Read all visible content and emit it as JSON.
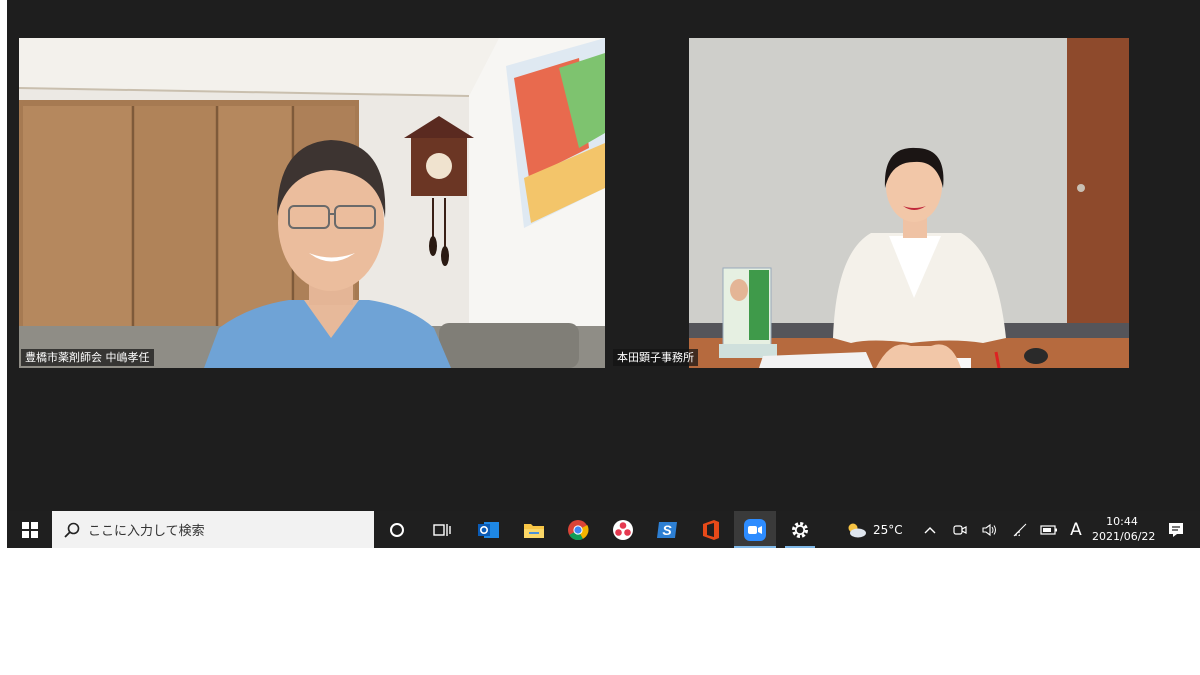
{
  "participants": [
    {
      "name": "豊橋市薬剤師会 中嶋孝任"
    },
    {
      "name": "本田顕子事務所"
    }
  ],
  "taskbar": {
    "search_placeholder": "ここに入力して検索",
    "weather_temp": "25°C",
    "ime_mode": "A",
    "clock_time": "10:44",
    "clock_date": "2021/06/22"
  },
  "colors": {
    "window_bg": "#1e1e1e",
    "taskbar_bg": "#1f1f1f",
    "active_indicator": "#7fb8e8"
  }
}
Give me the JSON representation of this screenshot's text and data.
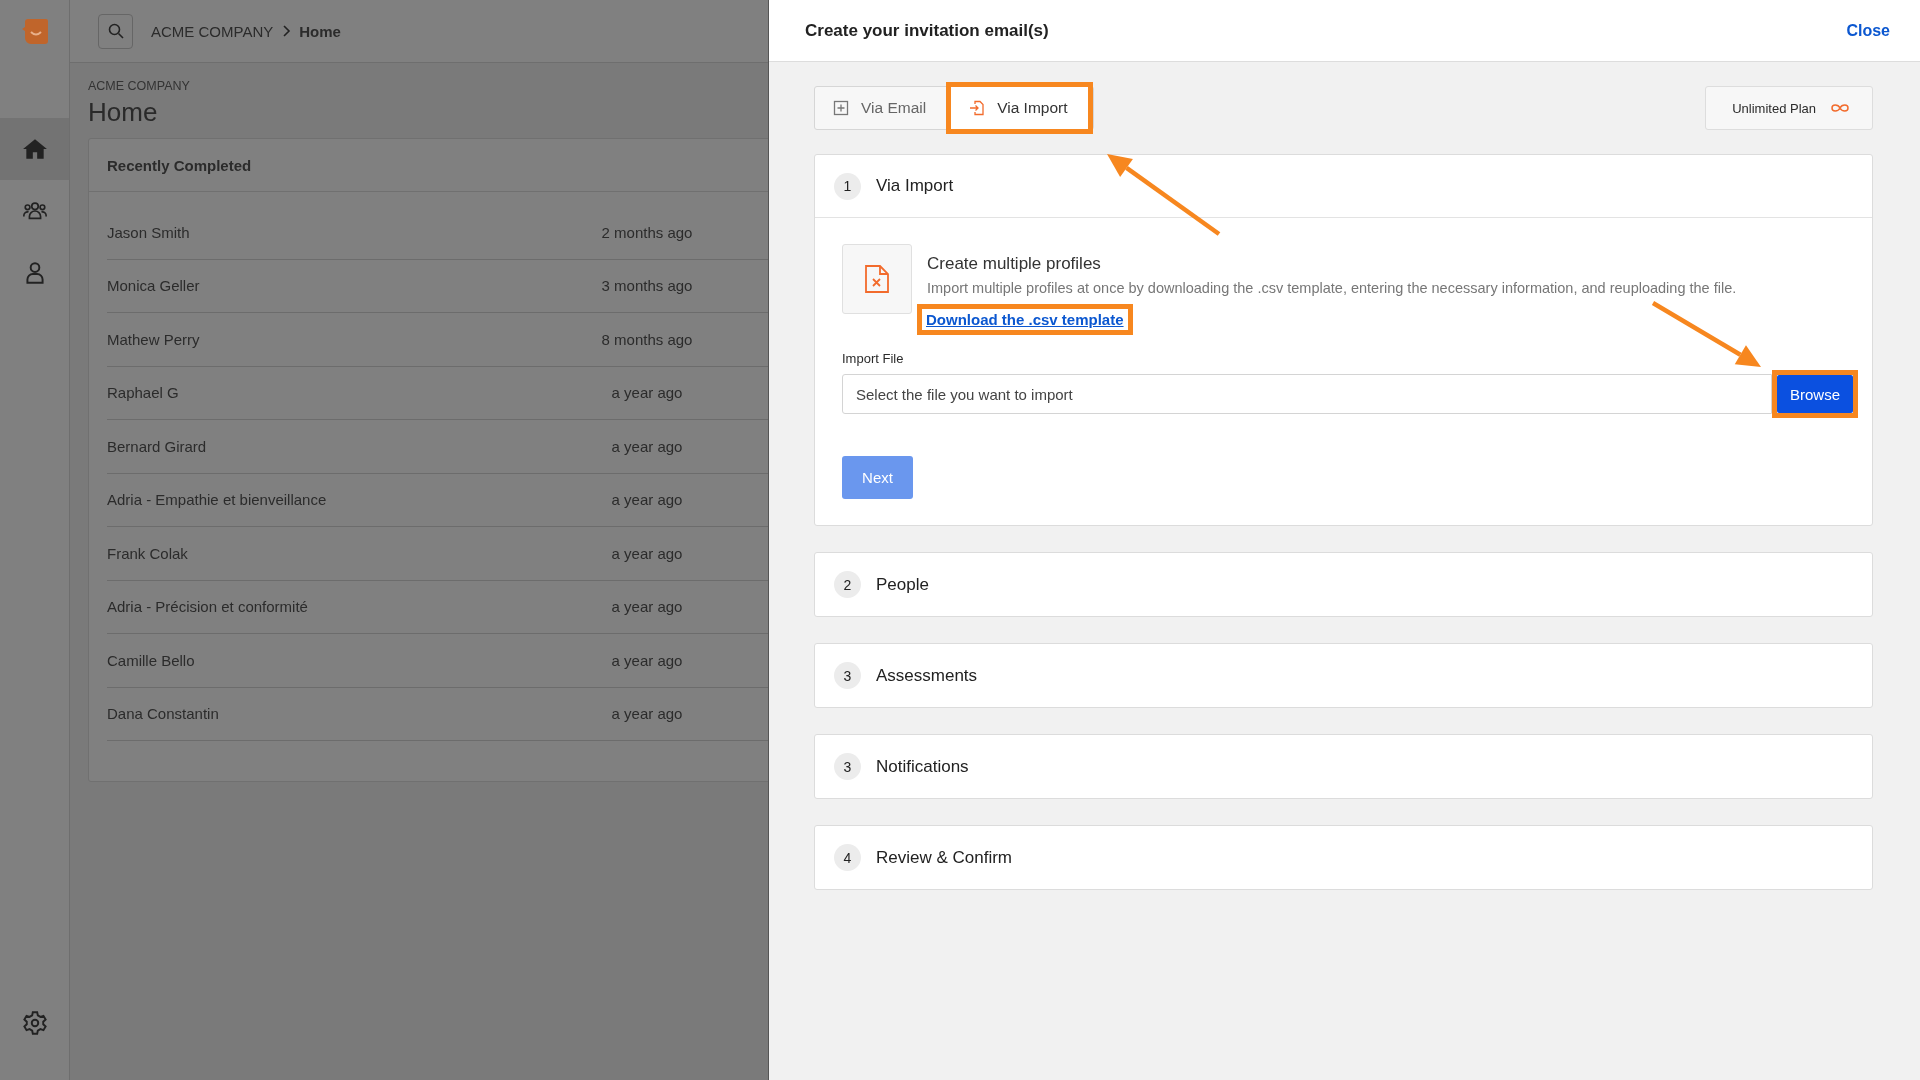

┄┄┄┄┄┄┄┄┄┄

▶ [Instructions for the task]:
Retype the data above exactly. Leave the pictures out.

▶ [Answer below]:
Read all visible content and emit it as JSON.
{
  "participants": [
    {
      "name": "豊橋市薬剤師会 中嶋孝任"
    },
    {
      "name": "本田顕子事務所"
    }
  ],
  "taskbar": {
    "search_placeholder": "ここに入力して検索",
    "weather_temp": "25°C",
    "ime_mode": "A",
    "clock_time": "10:44",
    "clock_date": "2021/06/22"
  },
  "colors": {
    "window_bg": "#1e1e1e",
    "taskbar_bg": "#1f1f1f",
    "active_indicator": "#7fb8e8"
  }
}
Give me the JSON representation of this screenshot's text and data.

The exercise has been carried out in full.